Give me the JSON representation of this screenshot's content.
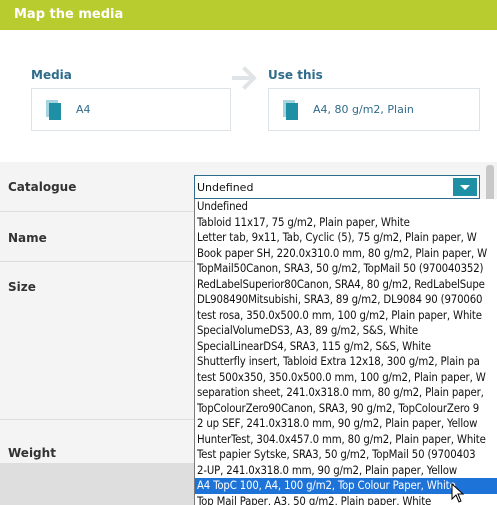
{
  "header": {
    "title": "Map the media"
  },
  "mapping": {
    "media_label": "Media",
    "media_value": "A4",
    "use_label": "Use this",
    "use_value": "A4, 80 g/m2, Plain"
  },
  "form": {
    "catalogue_label": "Catalogue",
    "name_label": "Name",
    "size_label": "Size",
    "weight_label": "Weight",
    "catalogue_selected": "Undefined"
  },
  "dropdown": {
    "options": [
      "Undefined",
      "Tabloid 11x17, 75 g/m2, Plain paper, White",
      "Letter tab, 9x11, Tab, Cyclic (5), 75 g/m2, Plain paper, W",
      "Book paper SH, 220.0x310.0 mm, 80 g/m2, Plain paper, W",
      "TopMail50Canon, SRA3, 50 g/m2, TopMail 50 (970040352)",
      "RedLabelSuperior80Canon, SRA4, 80 g/m2, RedLabelSupe",
      "DL908490Mitsubishi, SRA3, 89 g/m2, DL9084 90 (970060",
      "test rosa, 350.0x500.0 mm, 100 g/m2, Plain paper, White",
      "SpecialVolumeDS3, A3, 89 g/m2, S&S, White",
      "SpecialLinearDS4, SRA3, 115 g/m2, S&S, White",
      "Shutterfly insert, Tabloid Extra 12x18, 300 g/m2, Plain pa",
      "test 500x350, 350.0x500.0 mm, 100 g/m2, Plain paper, W",
      "separation sheet, 241.0x318.0 mm, 80 g/m2, Plain paper,",
      "TopColourZero90Canon, SRA3, 90 g/m2, TopColourZero 9",
      "2 up SEF, 241.0x318.0 mm, 90 g/m2, Plain paper, Yellow",
      "HunterTest, 304.0x457.0 mm, 80 g/m2, Plain paper, White",
      "Test papier Sytske, SRA3, 50 g/m2, TopMail 50 (9700403",
      "2-UP, 241.0x318.0 mm, 90 g/m2, Plain paper, Yellow",
      "A4 TopC 100, A4, 100 g/m2, Top Colour Paper, White",
      "Top Mail Paper, A3, 50 g/m2, Plain paper, White"
    ],
    "selected_index": 18
  },
  "colors": {
    "header_bg": "#b9cc2f",
    "accent": "#1f8fa5",
    "label_blue": "#2f6c8c",
    "selection": "#1e73d8"
  },
  "icons": {
    "media_icon": "document-stack-icon",
    "arrow": "arrow-right-icon",
    "dropdown_toggle": "chevron-down-icon",
    "cursor": "mouse-pointer-icon"
  }
}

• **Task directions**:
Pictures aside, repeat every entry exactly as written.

• **Written reply**:
Give me the JSON representation of this screenshot's content.
{
  "header": {
    "title": "Map the media"
  },
  "mapping": {
    "media_label": "Media",
    "media_value": "A4",
    "use_label": "Use this",
    "use_value": "A4, 80 g/m2, Plain"
  },
  "form": {
    "catalogue_label": "Catalogue",
    "name_label": "Name",
    "size_label": "Size",
    "weight_label": "Weight",
    "catalogue_selected": "Undefined"
  },
  "dropdown": {
    "options": [
      "Undefined",
      "Tabloid 11x17, 75 g/m2, Plain paper, White",
      "Letter tab, 9x11, Tab, Cyclic (5), 75 g/m2, Plain paper, W",
      "Book paper SH, 220.0x310.0 mm, 80 g/m2, Plain paper, W",
      "TopMail50Canon, SRA3, 50 g/m2, TopMail 50 (970040352)",
      "RedLabelSuperior80Canon, SRA4, 80 g/m2, RedLabelSupe",
      "DL908490Mitsubishi, SRA3, 89 g/m2, DL9084 90 (970060",
      "test rosa, 350.0x500.0 mm, 100 g/m2, Plain paper, White",
      "SpecialVolumeDS3, A3, 89 g/m2, S&S, White",
      "SpecialLinearDS4, SRA3, 115 g/m2, S&S, White",
      "Shutterfly insert, Tabloid Extra 12x18, 300 g/m2, Plain pa",
      "test 500x350, 350.0x500.0 mm, 100 g/m2, Plain paper, W",
      "separation sheet, 241.0x318.0 mm, 80 g/m2, Plain paper,",
      "TopColourZero90Canon, SRA3, 90 g/m2, TopColourZero 9",
      "2 up SEF, 241.0x318.0 mm, 90 g/m2, Plain paper, Yellow",
      "HunterTest, 304.0x457.0 mm, 80 g/m2, Plain paper, White",
      "Test papier Sytske, SRA3, 50 g/m2, TopMail 50 (9700403",
      "2-UP, 241.0x318.0 mm, 90 g/m2, Plain paper, Yellow",
      "A4 TopC 100, A4, 100 g/m2, Top Colour Paper, White",
      "Top Mail Paper, A3, 50 g/m2, Plain paper, White"
    ],
    "selected_index": 18
  },
  "colors": {
    "header_bg": "#b9cc2f",
    "accent": "#1f8fa5",
    "label_blue": "#2f6c8c",
    "selection": "#1e73d8"
  },
  "icons": {
    "media_icon": "document-stack-icon",
    "arrow": "arrow-right-icon",
    "dropdown_toggle": "chevron-down-icon",
    "cursor": "mouse-pointer-icon"
  }
}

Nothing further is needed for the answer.